Hence, while I can’t sit here and say for certain that our government manipulates the data in such a way that it has become meaningless, common sense tells me, for instance, that the Bureau of Labor Statistics’ assumption that start-up businesses accounted for 43,000 new construction jobs in May is reason enough to doubt whatever Washington is telling us (for a bit more color on this particular statistic, check out "May Employment Report Not Believable" at ChrisMartenson.com)
With that in mind, it’s not hard to side with the views of the statistical gadfly cited in the following SmartMoney report, "True or False: U.S. Economic Stats Lie."
How’s the economy treating you? Chances are, your answer is colored largely by three things: whether you’re working (if you want to), how much you’re making and how quickly your expenses are rising. Economists rely heavily on the same factors to judge the nation’s health. At last count, 9.4% of the workforce is jobless. Compared with a year ago, the goods and services we produce are worth 5.7% less while the ones we buy are 0.7% cheaper.
Dozens of US cities may have entire neighbourhoods bulldozed as part of drastic "shrink to survive" proposals being considered by the Obama administration to tackle economic decline.
The government looking at expanding a pioneering scheme in Flint, one of the poorest US cities, which involves razing entire districts and returning the land to nature.
Local politicians believe the city must contract by as much as 40 per cent, concentrating the dwindling population and local services into a more viable area. The radical experiment is the brainchild of Dan Kildee, treasurer of Genesee County, which includes Flint.
Having outlined his strategy to Barack Obama during the election campaign, Mr Kildee has now been approached by the US government and a group of charities who want him to apply what he has learnt to the rest of the country.
Mr. Kildee said he will concentrate on 50 cities, identified in a recent study by the Brookings Institution, an influential Washington think-tank, as potentially needing to shrink substantially to cope with their declining fortunes.
Most are former industrial cities in the "rust belt" of America’s Mid-West and North East. They include Detroit, Philadelphia, Pittsburgh, Baltimore and Memphis.
In Detroit, shattered by the woes of the US car industry, there are already plans to split it into a collection of small urban centres separated from each other by countryside.
"The real question is not whether these cities shrink – we’re all shrinking – but whether we let it happen in a destructive or sustainable way," said Mr Kildee. "Decline is a fact of life in Flint. Resisting it is like resisting gravity."
Karina Pallagst, director of the Shrinking Cities in a Global Perspective programme at the University of California, Berkeley, said there was "both a cultural and political taboo" about admitting decline in America.
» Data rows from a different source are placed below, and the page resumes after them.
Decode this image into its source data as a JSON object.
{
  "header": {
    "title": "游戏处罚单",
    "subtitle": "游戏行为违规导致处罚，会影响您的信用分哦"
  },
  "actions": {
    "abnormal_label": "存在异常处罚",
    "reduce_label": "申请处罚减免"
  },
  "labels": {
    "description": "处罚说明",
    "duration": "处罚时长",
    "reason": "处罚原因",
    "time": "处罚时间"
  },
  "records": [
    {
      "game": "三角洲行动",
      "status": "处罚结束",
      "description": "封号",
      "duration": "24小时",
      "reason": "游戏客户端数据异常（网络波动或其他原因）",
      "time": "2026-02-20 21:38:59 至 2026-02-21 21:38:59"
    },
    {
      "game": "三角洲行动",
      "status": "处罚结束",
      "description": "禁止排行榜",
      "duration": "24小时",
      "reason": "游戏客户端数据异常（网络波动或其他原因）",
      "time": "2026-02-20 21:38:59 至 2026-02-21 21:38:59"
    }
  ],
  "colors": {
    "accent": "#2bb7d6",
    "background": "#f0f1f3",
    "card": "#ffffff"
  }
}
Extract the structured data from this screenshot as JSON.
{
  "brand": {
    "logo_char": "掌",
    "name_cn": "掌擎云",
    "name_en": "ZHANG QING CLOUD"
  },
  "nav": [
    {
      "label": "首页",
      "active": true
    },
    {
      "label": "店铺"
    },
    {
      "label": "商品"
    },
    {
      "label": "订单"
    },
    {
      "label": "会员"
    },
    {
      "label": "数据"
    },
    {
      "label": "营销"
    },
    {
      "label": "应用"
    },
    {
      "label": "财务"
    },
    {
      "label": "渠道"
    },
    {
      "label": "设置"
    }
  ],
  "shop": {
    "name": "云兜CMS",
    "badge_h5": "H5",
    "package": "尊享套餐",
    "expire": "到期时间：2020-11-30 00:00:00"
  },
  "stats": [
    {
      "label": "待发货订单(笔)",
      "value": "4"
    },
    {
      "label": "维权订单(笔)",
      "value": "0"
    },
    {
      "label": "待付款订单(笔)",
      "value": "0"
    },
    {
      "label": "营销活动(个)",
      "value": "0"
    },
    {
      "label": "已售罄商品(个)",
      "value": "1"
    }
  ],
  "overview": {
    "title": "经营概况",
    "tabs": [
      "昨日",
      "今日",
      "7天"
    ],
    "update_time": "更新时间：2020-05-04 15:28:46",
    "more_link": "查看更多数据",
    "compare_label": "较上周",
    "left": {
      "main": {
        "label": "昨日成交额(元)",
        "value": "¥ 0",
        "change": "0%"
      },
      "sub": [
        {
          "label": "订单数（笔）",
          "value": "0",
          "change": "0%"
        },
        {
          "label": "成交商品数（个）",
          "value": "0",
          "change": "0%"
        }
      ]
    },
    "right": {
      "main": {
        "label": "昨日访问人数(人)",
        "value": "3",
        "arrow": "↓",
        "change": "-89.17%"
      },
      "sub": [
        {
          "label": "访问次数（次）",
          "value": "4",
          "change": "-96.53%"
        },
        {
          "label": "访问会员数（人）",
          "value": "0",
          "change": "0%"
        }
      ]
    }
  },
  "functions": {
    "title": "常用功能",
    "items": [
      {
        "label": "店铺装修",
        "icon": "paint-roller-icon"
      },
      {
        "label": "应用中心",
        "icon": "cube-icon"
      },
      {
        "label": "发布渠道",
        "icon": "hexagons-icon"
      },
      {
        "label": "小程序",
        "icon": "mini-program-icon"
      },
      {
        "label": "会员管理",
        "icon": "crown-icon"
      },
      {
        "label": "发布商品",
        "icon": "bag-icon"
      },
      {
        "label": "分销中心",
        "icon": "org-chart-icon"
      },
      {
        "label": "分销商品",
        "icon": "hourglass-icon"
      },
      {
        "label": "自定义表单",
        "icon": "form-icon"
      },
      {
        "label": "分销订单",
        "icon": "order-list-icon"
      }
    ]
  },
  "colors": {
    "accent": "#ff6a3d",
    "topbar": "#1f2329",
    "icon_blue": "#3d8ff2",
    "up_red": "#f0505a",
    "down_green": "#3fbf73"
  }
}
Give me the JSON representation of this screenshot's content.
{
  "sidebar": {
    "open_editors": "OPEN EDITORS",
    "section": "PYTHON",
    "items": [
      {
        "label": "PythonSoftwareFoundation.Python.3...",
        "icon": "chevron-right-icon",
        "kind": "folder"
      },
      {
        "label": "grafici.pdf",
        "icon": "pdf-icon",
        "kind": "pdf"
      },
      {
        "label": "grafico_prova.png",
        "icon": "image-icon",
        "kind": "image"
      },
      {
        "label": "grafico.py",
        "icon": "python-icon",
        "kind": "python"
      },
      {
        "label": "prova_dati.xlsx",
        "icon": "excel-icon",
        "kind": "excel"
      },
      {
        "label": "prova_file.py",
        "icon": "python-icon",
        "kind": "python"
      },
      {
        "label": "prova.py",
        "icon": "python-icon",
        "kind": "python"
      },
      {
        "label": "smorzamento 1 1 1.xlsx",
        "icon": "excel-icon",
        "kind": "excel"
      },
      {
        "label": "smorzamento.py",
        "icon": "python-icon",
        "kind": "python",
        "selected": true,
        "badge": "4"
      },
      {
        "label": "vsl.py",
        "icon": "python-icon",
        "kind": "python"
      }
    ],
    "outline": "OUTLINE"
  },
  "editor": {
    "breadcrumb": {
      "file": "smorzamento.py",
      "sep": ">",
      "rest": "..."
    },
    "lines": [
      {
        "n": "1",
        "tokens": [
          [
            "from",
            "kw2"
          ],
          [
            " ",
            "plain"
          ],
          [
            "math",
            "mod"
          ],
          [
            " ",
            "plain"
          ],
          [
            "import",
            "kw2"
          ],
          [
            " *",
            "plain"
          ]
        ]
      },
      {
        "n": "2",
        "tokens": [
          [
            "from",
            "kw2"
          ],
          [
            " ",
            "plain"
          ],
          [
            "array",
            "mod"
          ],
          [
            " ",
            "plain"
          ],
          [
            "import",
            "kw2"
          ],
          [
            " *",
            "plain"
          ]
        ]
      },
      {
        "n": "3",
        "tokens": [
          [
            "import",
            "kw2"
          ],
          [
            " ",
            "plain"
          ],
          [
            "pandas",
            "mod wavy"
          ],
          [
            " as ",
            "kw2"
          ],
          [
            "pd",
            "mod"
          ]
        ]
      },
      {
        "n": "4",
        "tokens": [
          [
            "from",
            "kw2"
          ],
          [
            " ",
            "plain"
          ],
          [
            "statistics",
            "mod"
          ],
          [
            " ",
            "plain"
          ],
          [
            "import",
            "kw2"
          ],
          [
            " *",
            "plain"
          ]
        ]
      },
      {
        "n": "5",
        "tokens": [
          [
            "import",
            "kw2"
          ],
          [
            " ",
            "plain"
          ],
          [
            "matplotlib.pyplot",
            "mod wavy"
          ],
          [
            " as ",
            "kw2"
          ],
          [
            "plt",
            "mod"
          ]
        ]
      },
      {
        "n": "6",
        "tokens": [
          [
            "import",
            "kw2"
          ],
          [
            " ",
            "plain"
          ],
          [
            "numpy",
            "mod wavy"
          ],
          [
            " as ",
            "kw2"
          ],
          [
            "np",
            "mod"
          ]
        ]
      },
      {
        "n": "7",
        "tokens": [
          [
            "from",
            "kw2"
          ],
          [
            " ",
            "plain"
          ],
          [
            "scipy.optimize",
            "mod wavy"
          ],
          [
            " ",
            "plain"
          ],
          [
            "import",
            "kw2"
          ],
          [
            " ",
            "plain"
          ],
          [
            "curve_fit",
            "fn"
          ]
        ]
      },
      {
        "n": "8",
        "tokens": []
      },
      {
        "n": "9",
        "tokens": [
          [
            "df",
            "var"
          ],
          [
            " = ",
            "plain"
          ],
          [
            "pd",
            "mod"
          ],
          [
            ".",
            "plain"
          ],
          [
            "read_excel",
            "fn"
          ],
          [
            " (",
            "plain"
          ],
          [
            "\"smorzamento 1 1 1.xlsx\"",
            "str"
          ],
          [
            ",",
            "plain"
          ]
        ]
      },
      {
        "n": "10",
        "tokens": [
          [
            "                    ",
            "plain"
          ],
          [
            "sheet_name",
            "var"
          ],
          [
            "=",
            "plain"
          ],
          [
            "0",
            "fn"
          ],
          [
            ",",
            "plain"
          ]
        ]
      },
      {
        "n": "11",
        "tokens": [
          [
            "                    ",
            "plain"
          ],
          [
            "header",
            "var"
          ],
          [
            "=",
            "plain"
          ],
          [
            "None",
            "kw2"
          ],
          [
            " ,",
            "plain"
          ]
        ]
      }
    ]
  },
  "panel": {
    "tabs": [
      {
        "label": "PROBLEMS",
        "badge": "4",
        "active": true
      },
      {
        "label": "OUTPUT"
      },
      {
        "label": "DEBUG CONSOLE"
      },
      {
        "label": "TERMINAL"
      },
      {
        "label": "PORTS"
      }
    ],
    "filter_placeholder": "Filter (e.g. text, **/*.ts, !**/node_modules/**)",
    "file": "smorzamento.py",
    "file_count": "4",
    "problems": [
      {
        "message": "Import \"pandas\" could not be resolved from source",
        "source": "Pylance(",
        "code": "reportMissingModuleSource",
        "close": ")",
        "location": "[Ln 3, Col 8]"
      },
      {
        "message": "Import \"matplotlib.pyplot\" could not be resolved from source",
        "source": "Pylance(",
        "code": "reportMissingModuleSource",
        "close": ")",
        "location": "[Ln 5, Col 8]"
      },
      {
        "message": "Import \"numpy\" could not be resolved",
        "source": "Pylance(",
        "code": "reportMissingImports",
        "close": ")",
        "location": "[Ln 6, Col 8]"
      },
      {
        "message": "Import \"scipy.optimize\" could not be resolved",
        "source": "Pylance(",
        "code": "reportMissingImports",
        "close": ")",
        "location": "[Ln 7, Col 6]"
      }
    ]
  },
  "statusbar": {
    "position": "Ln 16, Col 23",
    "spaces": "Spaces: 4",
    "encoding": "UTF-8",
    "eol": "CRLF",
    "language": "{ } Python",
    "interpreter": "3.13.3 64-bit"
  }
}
"Places like Flint have hit rock bottom. They’re at the point where it’s better to start knocking a lot of buildings down," she said.
Flint, sixty miles north of Detroit, was the original home of General Motors. The car giant once employed 79,000 local people but that figure has shrunk to around 8,000.
Unemployment is now approaching 20 per cent and the total population has almost halved to 110,000.